The politicos were in Senekal for one reason: to leech off people’s pain
For AfriForum and the EFF it was not a day of protest, or of seeking solutions, but a public relations exercise
Politicians were the winners in Senekal last week. South Africans, in the meantime, lost out to the noise of those who thrive in chaos and wish to divide the country.
The usual political suspects were all there. They could not help it. Like flies to a dog’s excrement, they descended on Senekal to play to the gallery. They offered no solutions, no wise words, no future. Instead, they added oil to the flame. They had populist words for their supporters, many of whom arrived outside court already drunk from their leaders’ empty rhetoric.
You could see them in their laughable military fatigues, just like the ANC’s Kebby Maphatsoe and his toy soldiers, the MK Military Veterans’ Association. You could see them in their political party regalia, drunk on song and the words of their leaders, calling themselves “colonel this or that” or “ground forces” led by some imaginary commander-in-chief.
Senekal last week had nothing to do with solutions. It was all about politicians’ testosterone. It was all about politicians’ egos. What useful idea came out of all that heat and noise generated by all those politicians in Senekal last week? There is nothing. Nothing that makes SA a better place. Nothing that leads us to a better understanding of race relations in SA after 1994. Nothing that is a solution to farm murders – many of whose victims are poorly paid, desperate black people – or a solution to the incredibly horrendous murder and crime problem in this country.

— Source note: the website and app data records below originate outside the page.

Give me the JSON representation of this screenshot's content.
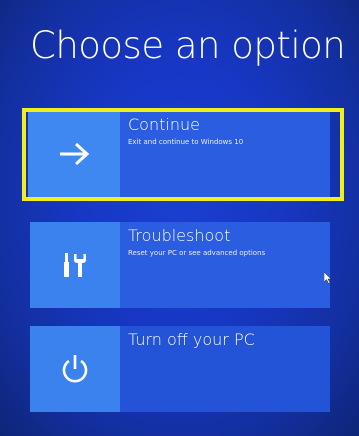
{
  "screen": {
    "title": "Choose an option"
  },
  "options": [
    {
      "label": "Continue",
      "description": "Exit and continue to Windows 10",
      "icon": "arrow-right-icon"
    },
    {
      "label": "Troubleshoot",
      "description": "Reset your PC or see advanced options",
      "icon": "tools-icon"
    },
    {
      "label": "Turn off your PC",
      "description": "",
      "icon": "power-icon"
    }
  ],
  "colors": {
    "background": "#1737c4",
    "tile": "#3b82ee",
    "text_panel": "#2b5de0",
    "highlight": "#f2ee1c"
  }
}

At their sumptuous pads in Cape Town and Johannesburg, the politicians who arrived in Senekal last week to stoke hate and pose for the cameras are sipping whiskies and laughing about how they “showed them”. This was not a day of protest, or of seeking solutions. All those politicians who pitched up in Senekal did it for one reason and one reason only – it was a photo shoot, a public relations exercise.
This was not a day of protest, or of seeking solutions. All those politicians who pitched up in Senekal did it for one reason and one reason only – it was a photo shoot, a public relations exercise.
In Sesotho there is an expression for people like these: they are bo mponeng (the “see me people”). They are the type who arrive at funerals and cry and moan far more loudly than the bereaved. They are there, like some of the characters in Zakes Mda’s Ways of Dying, to be a spectacle – then have a fulsome meal and go off to gossip about the poor food or that the coffin was cheap pine.
Think about the organisations in Senekal last week. These organisations are leeches, feeding off the pain of ordinary South Africans who are bleeding from crime. AfriForum is an organisation whose sole purpose is to leech off white Afrikaner pain, legitimate or not. Its presence in Senekal was merely to drum up support in SA and elsewhere for its false claims of some mythical “farm genocide”.
Disagree with me? At the end of the news agency Reuters’ story on the events in Senekal there was this paragraph: “Murders of white farmers make up a small fraction of the total in South Africa, which has the world’s fifth-highest murder rate. In the 2019/20 financial year there were 21,325 murders across the country, of which 49 were white farmers, according to police statistics.”
AfriForum does not care for these 21,276 “other” lives. Just white Afrikaner lives. AfriForum is not looking for a solution for SA. It is looking for a whites-only solution.
Then there was Malema and his red onesie army, always in pole position to exploit the suffering of blacks for his own political elevation. Malema shouted from the podium: “We want to move onto the land, we want to occupy the land, we want to produce food for ourselves.”
We know what he wants. The EFF and ANC elites must benefit from farm expropriations and distribution, just as they did in his hero Robert Mugabe’s Zimbabwe. There was not a single solution proffered by Malema to issues roiling Senekal last week except to chant that Boers must be shot.
The less said about Helen Zille’s appearance the better. She wore her “I am an African” T-shirt, got her usual detractors hot under the collar on Twitter, and left knowing that she had achieved her goal for the day: to trend on Twitter.
All these politicians were allegedly there because a young man, 21-year-old farm manager Brendan Horner, was attacked, stabbed and tied to a gate at what is supposed to be a safe place – his home. None of the actions of a single one of the politicians in Senekal last week has brought any serious South African closer to solving the crisis of murder – urban, farm, township, black, white – in SA. Today, more South Africans will be brutally murdered. Zille, Malema or AfriForum’s Kallie Kriel will not give a toss about them unless there are cameras rolling.
South Africans die alone. Cry, the beloved country.